**Exercise goal**
Copy out each line of the material in which the word "Sample" can be found.

**Dataset excerpts**
==============================

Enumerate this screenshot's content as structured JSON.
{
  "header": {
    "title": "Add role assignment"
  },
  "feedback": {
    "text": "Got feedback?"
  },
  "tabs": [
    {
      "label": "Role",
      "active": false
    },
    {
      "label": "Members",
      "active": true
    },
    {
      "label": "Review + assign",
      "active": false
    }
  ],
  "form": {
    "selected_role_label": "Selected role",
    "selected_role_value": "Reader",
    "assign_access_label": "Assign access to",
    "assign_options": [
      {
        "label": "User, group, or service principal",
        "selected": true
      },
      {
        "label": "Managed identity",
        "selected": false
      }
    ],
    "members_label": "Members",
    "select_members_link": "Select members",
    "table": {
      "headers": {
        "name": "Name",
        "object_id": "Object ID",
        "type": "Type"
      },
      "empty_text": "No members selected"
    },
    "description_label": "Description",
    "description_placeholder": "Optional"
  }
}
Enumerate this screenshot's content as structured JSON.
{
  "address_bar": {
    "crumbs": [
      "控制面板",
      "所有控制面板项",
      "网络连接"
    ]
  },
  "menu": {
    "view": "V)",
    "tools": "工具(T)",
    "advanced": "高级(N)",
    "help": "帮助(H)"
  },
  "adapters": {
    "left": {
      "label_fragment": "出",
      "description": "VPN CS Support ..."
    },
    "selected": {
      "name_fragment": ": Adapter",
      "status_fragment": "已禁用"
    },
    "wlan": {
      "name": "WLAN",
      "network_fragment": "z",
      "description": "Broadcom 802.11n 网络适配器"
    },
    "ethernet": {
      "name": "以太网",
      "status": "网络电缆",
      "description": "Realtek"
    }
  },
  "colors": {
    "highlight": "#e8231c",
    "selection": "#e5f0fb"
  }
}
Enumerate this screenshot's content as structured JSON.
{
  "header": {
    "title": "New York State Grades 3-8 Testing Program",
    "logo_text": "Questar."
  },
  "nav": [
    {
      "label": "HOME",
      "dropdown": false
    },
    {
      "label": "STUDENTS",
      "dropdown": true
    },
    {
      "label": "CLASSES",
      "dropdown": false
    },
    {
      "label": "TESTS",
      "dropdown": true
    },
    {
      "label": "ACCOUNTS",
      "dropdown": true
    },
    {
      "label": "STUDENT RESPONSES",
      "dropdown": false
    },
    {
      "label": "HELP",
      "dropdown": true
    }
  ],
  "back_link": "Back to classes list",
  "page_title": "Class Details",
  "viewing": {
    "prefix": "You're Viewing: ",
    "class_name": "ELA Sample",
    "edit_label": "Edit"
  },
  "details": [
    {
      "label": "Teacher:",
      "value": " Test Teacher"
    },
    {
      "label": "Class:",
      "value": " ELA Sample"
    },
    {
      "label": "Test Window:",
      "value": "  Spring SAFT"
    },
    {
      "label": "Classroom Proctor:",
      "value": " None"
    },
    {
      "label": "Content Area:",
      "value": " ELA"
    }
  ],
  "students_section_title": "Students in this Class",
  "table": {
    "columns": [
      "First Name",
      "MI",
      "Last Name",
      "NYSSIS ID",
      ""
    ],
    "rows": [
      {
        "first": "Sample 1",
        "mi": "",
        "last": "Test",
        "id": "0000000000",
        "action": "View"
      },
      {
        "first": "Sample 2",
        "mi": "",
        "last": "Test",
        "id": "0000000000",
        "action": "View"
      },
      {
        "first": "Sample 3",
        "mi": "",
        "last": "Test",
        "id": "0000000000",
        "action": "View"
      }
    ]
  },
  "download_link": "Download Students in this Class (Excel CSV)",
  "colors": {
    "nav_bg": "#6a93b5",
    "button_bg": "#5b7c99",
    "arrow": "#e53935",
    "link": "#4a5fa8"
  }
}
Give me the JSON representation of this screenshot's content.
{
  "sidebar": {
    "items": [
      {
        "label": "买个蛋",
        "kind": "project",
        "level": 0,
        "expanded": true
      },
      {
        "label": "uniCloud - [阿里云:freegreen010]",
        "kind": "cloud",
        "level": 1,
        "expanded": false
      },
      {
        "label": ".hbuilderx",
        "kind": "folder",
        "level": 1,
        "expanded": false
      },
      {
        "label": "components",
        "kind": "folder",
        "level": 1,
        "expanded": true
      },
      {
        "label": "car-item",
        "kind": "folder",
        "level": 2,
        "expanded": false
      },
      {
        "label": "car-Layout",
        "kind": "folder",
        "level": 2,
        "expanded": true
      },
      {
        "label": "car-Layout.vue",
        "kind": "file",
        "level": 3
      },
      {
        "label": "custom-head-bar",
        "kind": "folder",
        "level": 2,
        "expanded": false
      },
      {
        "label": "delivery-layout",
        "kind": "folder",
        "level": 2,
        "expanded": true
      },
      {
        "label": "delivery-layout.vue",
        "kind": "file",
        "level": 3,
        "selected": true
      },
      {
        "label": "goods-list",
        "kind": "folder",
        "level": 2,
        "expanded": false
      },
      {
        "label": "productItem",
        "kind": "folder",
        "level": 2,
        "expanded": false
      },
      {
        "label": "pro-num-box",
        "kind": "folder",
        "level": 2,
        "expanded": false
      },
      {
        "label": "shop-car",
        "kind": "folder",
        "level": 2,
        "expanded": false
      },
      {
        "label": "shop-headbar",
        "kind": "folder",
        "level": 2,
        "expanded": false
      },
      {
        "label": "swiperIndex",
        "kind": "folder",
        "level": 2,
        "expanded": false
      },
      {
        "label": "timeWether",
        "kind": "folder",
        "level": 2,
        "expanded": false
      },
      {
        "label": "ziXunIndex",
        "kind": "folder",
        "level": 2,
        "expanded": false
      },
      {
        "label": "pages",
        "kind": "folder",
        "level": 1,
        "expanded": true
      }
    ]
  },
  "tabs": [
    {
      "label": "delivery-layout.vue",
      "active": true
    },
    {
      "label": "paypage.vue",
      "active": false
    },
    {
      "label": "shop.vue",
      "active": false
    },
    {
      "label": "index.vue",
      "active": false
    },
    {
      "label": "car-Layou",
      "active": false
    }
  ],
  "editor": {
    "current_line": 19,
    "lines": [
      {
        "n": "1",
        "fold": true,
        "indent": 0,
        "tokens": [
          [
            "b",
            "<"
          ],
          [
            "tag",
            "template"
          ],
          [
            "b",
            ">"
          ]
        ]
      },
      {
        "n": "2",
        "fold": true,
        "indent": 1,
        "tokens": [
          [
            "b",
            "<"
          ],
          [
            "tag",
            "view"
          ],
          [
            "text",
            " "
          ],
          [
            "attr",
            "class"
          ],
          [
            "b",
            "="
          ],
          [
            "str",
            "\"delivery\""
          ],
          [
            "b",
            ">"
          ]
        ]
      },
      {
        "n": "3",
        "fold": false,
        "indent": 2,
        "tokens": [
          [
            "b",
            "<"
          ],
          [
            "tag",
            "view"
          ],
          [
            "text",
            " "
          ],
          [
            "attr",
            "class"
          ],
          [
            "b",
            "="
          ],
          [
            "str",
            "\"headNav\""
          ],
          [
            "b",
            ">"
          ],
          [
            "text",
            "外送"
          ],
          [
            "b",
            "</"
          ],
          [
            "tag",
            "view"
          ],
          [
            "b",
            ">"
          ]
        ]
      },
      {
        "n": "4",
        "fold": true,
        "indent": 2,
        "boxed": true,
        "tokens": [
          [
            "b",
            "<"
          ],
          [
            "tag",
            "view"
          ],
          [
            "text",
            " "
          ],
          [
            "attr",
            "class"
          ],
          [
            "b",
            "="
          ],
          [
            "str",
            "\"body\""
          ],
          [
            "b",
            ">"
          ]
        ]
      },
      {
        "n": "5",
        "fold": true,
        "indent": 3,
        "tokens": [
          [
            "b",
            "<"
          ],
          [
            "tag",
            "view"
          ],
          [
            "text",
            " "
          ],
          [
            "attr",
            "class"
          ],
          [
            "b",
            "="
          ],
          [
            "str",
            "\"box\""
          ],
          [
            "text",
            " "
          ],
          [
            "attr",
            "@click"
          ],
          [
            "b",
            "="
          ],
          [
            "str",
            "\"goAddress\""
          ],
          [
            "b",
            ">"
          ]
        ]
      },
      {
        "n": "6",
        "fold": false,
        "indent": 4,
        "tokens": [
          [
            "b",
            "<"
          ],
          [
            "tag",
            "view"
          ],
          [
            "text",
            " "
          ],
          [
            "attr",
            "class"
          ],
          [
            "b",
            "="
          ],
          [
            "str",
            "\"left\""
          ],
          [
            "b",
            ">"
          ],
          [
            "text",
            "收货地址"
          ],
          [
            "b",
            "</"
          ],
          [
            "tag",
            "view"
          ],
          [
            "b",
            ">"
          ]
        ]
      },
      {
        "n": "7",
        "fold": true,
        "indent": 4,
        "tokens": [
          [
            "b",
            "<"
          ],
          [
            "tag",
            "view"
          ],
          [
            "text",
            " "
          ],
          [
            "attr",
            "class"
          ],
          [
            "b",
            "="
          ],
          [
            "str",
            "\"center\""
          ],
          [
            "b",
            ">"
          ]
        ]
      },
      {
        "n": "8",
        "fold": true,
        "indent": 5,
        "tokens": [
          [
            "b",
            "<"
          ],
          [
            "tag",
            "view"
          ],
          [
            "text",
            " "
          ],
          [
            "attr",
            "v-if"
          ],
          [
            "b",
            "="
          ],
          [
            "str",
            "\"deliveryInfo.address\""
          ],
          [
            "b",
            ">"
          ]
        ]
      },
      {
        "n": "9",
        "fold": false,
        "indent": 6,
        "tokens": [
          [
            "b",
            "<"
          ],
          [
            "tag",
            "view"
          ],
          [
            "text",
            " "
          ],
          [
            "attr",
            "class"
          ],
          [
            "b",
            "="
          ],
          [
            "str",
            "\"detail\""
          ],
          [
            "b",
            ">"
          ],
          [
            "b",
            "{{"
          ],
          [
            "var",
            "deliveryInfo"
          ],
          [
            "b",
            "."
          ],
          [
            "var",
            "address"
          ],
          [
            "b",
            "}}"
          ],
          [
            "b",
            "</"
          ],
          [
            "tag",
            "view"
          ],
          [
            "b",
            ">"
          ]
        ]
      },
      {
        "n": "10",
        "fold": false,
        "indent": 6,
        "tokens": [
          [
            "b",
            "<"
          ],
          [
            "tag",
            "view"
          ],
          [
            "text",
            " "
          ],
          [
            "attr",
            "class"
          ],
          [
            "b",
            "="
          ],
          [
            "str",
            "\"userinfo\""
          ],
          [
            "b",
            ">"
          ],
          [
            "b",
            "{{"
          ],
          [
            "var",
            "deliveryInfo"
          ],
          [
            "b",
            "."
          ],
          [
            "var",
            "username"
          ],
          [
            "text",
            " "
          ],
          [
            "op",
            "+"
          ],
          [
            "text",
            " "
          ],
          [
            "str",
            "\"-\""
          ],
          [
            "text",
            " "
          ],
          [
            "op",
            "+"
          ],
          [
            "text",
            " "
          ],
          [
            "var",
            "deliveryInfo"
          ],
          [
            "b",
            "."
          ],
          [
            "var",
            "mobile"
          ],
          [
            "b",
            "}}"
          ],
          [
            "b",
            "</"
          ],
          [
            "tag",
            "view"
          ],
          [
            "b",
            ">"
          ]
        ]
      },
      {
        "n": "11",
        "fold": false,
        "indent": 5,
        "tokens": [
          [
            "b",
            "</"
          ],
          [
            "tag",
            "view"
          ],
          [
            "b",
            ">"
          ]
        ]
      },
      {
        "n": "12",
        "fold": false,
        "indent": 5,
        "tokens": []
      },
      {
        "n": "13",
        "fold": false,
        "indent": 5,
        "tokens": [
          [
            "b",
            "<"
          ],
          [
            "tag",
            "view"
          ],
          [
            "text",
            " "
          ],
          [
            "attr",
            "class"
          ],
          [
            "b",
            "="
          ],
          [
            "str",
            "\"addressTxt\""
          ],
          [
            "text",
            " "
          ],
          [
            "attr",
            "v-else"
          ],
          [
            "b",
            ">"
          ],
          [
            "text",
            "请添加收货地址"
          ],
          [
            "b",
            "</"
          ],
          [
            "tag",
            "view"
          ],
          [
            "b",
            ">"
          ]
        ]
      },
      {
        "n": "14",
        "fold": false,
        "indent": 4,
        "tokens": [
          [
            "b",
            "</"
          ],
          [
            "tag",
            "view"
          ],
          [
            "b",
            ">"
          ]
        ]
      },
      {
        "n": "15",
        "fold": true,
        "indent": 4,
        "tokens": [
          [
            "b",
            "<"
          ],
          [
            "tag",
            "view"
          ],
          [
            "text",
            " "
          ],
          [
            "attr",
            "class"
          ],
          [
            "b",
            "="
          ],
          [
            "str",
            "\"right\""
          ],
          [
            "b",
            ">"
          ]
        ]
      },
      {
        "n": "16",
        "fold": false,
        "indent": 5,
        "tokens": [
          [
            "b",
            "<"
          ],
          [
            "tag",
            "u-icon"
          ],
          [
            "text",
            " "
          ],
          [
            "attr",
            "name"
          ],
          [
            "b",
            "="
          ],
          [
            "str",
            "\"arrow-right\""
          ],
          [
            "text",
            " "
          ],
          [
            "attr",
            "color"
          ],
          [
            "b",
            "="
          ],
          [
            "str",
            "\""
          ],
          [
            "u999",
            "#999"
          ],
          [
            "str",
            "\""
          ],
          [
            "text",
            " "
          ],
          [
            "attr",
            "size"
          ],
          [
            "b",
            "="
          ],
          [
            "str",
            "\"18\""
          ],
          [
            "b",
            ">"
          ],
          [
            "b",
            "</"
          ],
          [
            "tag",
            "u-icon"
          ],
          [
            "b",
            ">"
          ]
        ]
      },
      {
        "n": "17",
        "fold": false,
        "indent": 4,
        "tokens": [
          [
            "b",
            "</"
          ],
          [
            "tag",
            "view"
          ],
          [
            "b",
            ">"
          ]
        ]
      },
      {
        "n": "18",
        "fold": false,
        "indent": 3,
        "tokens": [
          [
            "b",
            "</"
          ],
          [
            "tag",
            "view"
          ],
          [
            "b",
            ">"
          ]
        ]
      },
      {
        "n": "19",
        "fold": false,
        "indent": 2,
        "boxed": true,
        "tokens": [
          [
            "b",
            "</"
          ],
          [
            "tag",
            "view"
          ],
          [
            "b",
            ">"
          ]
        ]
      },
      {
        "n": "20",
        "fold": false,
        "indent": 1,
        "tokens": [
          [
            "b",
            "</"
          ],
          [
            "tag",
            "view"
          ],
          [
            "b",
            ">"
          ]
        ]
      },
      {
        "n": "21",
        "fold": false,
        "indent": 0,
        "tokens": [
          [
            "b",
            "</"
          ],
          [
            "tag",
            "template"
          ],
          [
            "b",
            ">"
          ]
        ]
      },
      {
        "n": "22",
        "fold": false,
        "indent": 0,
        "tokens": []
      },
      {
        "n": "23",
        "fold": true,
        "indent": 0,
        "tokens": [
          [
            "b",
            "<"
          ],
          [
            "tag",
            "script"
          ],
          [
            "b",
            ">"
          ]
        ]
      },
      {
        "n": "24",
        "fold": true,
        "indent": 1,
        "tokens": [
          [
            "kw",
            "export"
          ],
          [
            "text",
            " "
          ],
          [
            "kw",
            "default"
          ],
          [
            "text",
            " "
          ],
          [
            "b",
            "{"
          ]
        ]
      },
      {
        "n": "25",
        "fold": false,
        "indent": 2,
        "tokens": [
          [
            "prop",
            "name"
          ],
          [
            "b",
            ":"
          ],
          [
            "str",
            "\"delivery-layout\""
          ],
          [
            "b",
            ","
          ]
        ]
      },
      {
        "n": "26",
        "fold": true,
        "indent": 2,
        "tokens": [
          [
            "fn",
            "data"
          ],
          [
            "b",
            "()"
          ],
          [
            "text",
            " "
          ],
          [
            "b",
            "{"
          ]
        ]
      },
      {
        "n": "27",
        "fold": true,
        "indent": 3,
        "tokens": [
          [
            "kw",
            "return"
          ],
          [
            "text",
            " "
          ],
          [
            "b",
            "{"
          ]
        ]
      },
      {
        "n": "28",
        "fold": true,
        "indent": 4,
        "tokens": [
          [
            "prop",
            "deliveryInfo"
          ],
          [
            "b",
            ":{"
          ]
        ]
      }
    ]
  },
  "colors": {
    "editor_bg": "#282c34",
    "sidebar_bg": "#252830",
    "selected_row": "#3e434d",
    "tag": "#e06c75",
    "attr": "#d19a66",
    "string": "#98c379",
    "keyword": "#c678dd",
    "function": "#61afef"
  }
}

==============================

**Result**
    "class_name": "ELA Sample",
      "value": " ELA Sample"
        "first": "Sample 1",
        "first": "Sample 2",
        "first": "Sample 3",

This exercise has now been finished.